Safira doesn't believe in ghosts, but the girl in her cabin at camp was not a living person, so what was she? Her friend Trinity is convinced Safira's seen a ghost and sets out to discover who the ghost girl is. Safira is too busy dealing with her family to help solve the mystery. Safira has never gotten along with her sister, Mya, and now that Mya's pending marriage dominates the family there seems to be no hope for friendship between them. But when Trinity discovers the death of a girl named Myra, Safira starts to wonder if the ghost-girl has an important message about her own sister.
There are trees that walk, statues that accuse, and white-faced ticket-takers with gentle names like Dave that send people on very long journeys. These stories are short, creepy, and perfect for reading around a campfire when the sky is full of stars.
Back by popular demand, these timeless, scary and spine-tingling thrillers are collected together for young readers.
In this collection of eerie tales, a ghostly gazetteer chronicles the numerous contemporary accounts of Northwestern hauntings and other strange happenings reported around British Columbia, Washington, and Oregon. The typical Northwestern ghost almost always appears alone, in the form of a faint, often grayish wisp.
Twenty-three original, horrific tales of vengeful spirits and nefarious supernatural creatures are made all the more sinister by the comfortable, contemporary settings of these cold-blooded tales.
More than 100 tales of the supernatural, drawn from Tidewater Virginia to the Lone Star State, are included in this collection. The author, W.K. McNeil's introduction traces themes peculiar to the South, such as the screaming bridge and the levitating railroad light. Line drawings contribute to the mood of the stories and an index references various Southern localities by town and state.

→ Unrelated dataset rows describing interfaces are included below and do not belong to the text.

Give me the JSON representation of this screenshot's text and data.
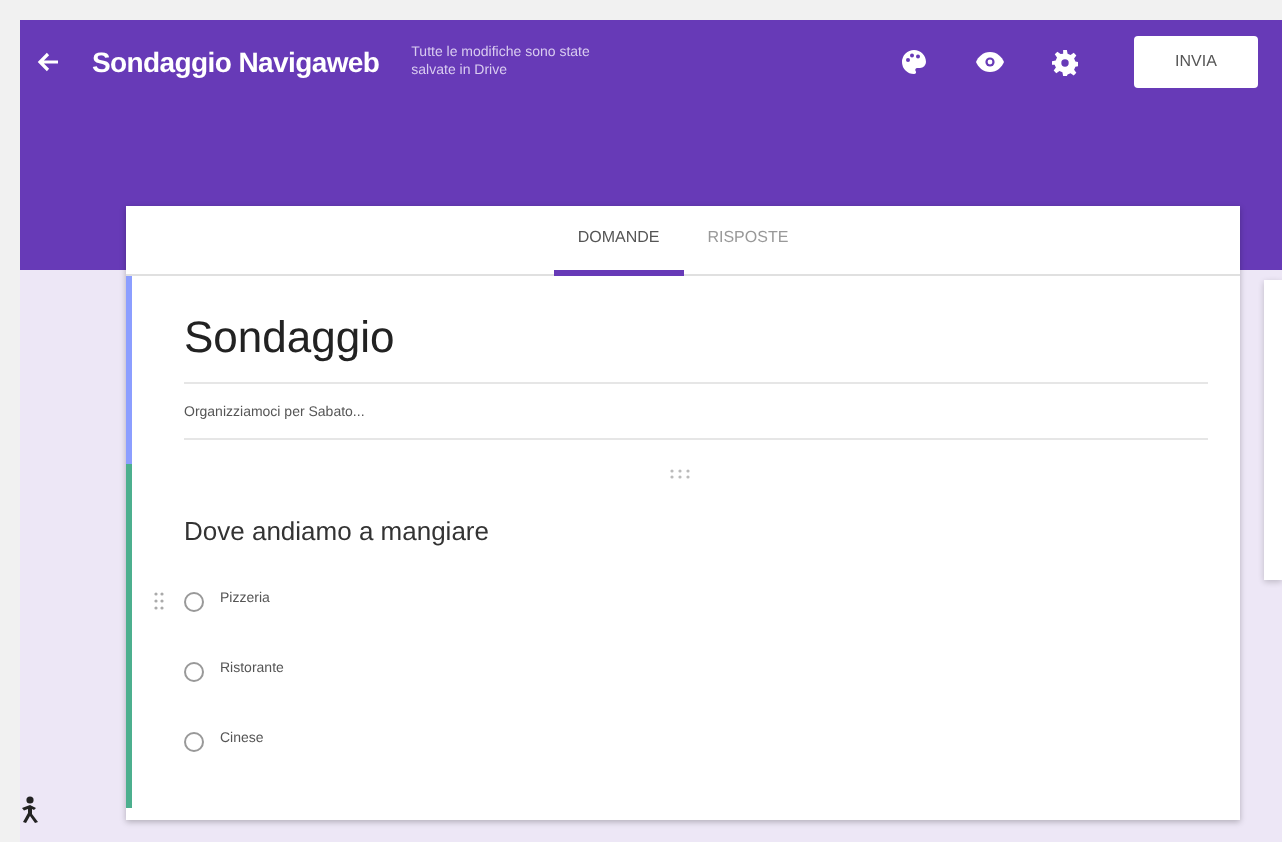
{
  "header": {
    "title": "Sondaggio Navigaweb",
    "status": "Tutte le modifiche sono state salvate in Drive",
    "send_button": "INVIA"
  },
  "tabs": [
    {
      "label": "DOMANDE",
      "selected": true
    },
    {
      "label": "RISPOSTE",
      "selected": false
    }
  ],
  "form": {
    "title": "Sondaggio",
    "description": "Organizziamoci per Sabato...",
    "question": {
      "title": "Dove andiamo a mangiare",
      "options": [
        {
          "label": "Pizzeria",
          "selected": false
        },
        {
          "label": "Ristorante",
          "selected": false
        },
        {
          "label": "Cinese",
          "selected": false
        }
      ]
    }
  }
}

Over 140 spine-tingling tales from the hills of the Missouri Valley, the mesas of Texas, the great plains, the swamps of the Bayou and even the cities of California. These classic, timeless ghost stories range from the Monster of Mongollon Run, to the Blue Lady, to the Wolf Girl to Haunted places, to Native American spirits and to ghostly lights.
Young or old, playful or terrifying, clad in the brocades of the 16th century or the jeans of today, the phantoms of these tales vary as much as the places they haunt. Whatever their demeanor, wherever they are, however their actions are explained or dismissed, these ghosts have a common power: anyone reading this anthology will see that they still haunt us today.
Looking for adventure, Sunni and Bree take summer jobs on a salmon-processing barge in Alaska. When they dig into the history of the old ship, they're shocked to hear an actual voice from their past!
Is Alex losing her mind? What else could explain the mysterious young man that no one else can see?
How does it feel to be an outcast? Katie learns a lesson about prejudice from a woman who's been dead for 50 years.